not so inuch distinguished for its sublimity as its beauty. Unlike the lakes of Switzerland, those of northern New York, making an extensive chain from the Saranac waters to the Moose River Lakes, are not surrounded by summits of perpetual snow, nor by naked rocks towering one above another in fragmentary peaks and disordered masses, but, for the most part, especially the south-western, are surrounded by gently-receding shores, swelling into moderate ridges, and bounding the view with a clear and beautiful outline of green hills—with here and there a conical mountain-top elevated in the distance. Nor do we, about the Raquette, discover any Alpine glaciers glittering in the sun, or huge masses of ice thundering down from their heights to the valleys below, but the country is made up of a broad plateau, elegantly varied upon its surface, and clothed by a rich and luxurious forest, and excelling all the others in the beauty of its situation, as well as in the fertility of its soil.

“As we take a more particular view of this lake, and the objects of interest in its immediate vicinity, we are at first struck with the crystal purity of its waters, and the irregularity of its form. Its waters

which I received from a gentleman who has spent months around the Raquette.

“There are, perhaps, but few sections in our country, where the amateur of the beauties of nature, and the lover of sport, can better enjoy a few days of retreat from the thronged city and the cares of business, than at Raquette Lake. Here he feels liberated from the restraints of organized society, and meets the rude yet agreeable change, produced by an escape from the formalities of the world—indeed, he enters upon the enjoyment of that pure and artless freedom which the society of nature alone can impart. As a striking proof of the effect of this change, one can scarcely turn his attention from the objects around him, to the calculations of business, or the schemes of selfishness and pride—and I venture to say, if the mines of California were planted upon the shores of this beautiful lake, the miser even, would forsake his sordid labor, till he had viewed and re-viewed the enchanting landscape around him, while the man of taste would be absorbed as it were, in the midst of a new creation ; and not an hcur would pass, but what he would find something to admire, or amuse him. “The natural scenery of the Raquette is, however,

[blocks in formation]

not so inuch distinguished for its sublimity as its beauty. Unlike the lakes of Switzerland, those of northern New York, making an extensive chain from the Saranac waters to the Moose River Lakes, are not surrounded by summits of perpetual snow, nor by naked rocks towering one above another in fragmentary peaks and disordered masses, but, for the most part, especially the south-western, are surrounded by gently-receding shores, swelling into moderate ridges, and bounding the view with a clear and beautiful outline of green hills—with here and there a conical mountain-top elevated in the distance. Nor do we, about the Raquette, discover any Alpine glaciers glittering in the sun, or huge masses of ice thundering down from their heights to the valleys below, but the country is made up of a broad plateau, elegantly varied upon its surface, and clothed by a rich and luxurious forest, and excelling all the others in the beauty of its situation, as well as in the fertility of its soil.
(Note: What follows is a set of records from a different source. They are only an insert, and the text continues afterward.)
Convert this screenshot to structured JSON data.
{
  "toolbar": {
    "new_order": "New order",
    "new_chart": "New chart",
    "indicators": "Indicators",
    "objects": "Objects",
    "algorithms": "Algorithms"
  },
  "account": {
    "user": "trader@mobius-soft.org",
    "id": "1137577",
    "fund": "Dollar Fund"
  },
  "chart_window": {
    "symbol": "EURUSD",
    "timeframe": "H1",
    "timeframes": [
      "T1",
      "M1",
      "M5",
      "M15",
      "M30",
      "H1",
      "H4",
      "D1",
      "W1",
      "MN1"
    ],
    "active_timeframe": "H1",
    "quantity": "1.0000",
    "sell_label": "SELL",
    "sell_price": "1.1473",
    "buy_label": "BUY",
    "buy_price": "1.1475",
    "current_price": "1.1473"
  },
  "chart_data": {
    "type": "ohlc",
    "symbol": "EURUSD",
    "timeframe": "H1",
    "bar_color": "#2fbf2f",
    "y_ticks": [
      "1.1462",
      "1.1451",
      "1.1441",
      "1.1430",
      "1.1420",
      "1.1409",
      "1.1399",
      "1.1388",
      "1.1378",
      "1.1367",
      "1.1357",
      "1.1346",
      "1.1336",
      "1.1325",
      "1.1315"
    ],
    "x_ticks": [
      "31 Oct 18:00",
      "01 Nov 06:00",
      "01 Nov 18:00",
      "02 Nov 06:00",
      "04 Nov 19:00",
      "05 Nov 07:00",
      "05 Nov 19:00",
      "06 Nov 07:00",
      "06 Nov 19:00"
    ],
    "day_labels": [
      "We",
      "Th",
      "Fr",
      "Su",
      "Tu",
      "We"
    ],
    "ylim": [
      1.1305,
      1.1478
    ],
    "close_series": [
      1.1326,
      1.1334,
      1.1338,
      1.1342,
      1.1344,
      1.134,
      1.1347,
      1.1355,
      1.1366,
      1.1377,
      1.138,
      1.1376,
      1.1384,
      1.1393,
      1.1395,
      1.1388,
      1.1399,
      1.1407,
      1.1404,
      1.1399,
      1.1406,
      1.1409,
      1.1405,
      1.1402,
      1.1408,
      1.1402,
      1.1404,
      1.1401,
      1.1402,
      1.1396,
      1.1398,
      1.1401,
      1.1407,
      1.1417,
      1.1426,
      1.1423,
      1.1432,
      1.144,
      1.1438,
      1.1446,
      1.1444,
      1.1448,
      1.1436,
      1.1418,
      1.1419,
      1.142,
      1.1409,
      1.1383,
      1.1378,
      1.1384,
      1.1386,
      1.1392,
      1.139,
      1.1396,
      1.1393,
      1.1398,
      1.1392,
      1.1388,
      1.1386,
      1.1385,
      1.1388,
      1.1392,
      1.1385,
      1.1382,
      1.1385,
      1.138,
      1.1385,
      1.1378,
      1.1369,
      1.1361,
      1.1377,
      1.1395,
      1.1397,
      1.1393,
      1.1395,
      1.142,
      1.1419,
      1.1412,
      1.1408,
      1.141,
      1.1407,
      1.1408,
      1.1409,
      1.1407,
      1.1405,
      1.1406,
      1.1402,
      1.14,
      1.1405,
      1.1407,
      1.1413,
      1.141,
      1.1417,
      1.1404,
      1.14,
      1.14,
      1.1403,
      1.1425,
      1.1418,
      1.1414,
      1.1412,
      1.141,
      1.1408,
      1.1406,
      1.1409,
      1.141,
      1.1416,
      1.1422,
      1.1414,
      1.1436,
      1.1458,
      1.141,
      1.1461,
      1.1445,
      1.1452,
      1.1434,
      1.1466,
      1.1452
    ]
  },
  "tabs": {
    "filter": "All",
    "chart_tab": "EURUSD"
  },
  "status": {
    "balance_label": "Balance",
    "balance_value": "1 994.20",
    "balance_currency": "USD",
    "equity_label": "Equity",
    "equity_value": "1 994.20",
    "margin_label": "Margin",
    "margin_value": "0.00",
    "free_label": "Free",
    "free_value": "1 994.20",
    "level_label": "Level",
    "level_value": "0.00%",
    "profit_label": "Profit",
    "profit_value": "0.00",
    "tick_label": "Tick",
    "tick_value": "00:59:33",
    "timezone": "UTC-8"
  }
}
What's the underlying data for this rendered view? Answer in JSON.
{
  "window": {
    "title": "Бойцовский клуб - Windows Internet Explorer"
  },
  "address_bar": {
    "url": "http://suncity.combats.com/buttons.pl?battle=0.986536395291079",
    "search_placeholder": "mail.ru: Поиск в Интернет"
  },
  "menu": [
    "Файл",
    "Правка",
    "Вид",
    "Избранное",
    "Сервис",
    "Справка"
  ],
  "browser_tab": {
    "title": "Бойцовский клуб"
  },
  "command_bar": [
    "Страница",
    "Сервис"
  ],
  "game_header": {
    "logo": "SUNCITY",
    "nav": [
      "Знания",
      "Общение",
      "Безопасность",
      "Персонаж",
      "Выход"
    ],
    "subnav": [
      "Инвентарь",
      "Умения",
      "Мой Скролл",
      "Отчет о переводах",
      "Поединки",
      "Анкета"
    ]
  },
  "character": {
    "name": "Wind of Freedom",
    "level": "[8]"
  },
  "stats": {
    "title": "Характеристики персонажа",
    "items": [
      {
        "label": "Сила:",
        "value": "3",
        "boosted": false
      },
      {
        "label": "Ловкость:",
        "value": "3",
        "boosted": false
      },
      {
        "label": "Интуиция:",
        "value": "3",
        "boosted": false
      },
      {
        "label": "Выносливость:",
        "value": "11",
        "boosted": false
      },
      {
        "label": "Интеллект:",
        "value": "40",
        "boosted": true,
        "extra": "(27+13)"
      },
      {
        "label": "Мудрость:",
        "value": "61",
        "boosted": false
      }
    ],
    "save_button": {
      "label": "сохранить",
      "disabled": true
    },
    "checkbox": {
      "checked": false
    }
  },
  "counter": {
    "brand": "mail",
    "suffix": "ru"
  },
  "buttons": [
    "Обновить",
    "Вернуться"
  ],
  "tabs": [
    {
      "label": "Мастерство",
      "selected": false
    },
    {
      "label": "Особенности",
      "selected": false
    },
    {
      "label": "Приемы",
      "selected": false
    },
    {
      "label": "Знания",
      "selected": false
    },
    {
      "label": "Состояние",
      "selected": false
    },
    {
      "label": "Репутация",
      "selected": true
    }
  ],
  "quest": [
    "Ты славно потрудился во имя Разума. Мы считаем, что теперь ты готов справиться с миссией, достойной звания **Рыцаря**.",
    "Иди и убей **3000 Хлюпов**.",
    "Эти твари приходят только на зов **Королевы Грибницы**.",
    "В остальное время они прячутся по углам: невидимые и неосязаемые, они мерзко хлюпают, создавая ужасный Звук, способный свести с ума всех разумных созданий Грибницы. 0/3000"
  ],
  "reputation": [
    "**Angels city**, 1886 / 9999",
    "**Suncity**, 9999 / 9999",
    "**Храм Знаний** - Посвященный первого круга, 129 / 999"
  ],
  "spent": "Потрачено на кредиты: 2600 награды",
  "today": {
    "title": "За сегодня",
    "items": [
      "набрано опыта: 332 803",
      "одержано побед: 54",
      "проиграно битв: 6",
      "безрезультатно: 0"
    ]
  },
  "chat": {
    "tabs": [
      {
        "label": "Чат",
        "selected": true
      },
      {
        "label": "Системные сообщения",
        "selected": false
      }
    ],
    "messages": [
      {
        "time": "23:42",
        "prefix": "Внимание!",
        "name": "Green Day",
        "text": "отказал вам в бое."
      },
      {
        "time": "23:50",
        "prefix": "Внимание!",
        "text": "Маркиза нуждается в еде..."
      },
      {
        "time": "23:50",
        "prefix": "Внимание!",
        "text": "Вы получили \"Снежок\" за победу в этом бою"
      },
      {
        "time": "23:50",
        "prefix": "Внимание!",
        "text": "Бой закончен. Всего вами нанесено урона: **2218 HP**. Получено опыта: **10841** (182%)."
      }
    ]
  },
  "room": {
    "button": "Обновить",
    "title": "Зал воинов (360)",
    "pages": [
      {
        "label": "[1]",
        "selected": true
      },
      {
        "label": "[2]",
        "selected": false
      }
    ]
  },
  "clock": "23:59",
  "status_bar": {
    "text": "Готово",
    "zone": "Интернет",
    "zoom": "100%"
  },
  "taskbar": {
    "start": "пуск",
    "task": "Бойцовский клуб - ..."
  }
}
“As we take a more particular view of this lake, and the objects of interest in its immediate vicinity, we are at first struck with the crystal purity of its waters, and the irregularity of its form. Its waters

« FöregåendeFortsätt »